§ Information supplied
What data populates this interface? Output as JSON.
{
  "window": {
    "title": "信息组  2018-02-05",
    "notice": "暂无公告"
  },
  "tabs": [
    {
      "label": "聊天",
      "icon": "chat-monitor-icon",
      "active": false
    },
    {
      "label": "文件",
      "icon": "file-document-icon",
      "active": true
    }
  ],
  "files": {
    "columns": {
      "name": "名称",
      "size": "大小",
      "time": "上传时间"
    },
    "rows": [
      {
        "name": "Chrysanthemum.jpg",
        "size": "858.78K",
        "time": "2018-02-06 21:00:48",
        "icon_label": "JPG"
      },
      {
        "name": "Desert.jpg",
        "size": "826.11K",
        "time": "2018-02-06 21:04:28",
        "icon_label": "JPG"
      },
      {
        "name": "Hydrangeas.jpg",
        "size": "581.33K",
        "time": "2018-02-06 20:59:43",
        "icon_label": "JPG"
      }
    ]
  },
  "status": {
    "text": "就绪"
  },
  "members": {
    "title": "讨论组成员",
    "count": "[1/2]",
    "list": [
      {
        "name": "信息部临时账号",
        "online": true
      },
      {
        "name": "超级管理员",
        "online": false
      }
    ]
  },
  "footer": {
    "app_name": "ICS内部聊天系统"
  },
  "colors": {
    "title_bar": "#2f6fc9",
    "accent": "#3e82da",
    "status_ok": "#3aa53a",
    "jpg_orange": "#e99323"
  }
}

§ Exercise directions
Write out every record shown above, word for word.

§ Completed exercise
What data populates this interface? Output as JSON.
{
  "window": {
    "title": "信息组  2018-02-05",
    "notice": "暂无公告"
  },
  "tabs": [
    {
      "label": "聊天",
      "icon": "chat-monitor-icon",
      "active": false
    },
    {
      "label": "文件",
      "icon": "file-document-icon",
      "active": true
    }
  ],
  "files": {
    "columns": {
      "name": "名称",
      "size": "大小",
      "time": "上传时间"
    },
    "rows": [
      {
        "name": "Chrysanthemum.jpg",
        "size": "858.78K",
        "time": "2018-02-06 21:00:48",
        "icon_label": "JPG"
      },
      {
        "name": "Desert.jpg",
        "size": "826.11K",
        "time": "2018-02-06 21:04:28",
        "icon_label": "JPG"
      },
      {
        "name": "Hydrangeas.jpg",
        "size": "581.33K",
        "time": "2018-02-06 20:59:43",
        "icon_label": "JPG"
      }
    ]
  },
  "status": {
    "text": "就绪"
  },
  "members": {
    "title": "讨论组成员",
    "count": "[1/2]",
    "list": [
      {
        "name": "信息部临时账号",
        "online": true
      },
      {
        "name": "超级管理员",
        "online": false
      }
    ]
  },
  "footer": {
    "app_name": "ICS内部聊天系统"
  },
  "colors": {
    "title_bar": "#2f6fc9",
    "accent": "#3e82da",
    "status_ok": "#3aa53a",
    "jpg_orange": "#e99323"
  }
}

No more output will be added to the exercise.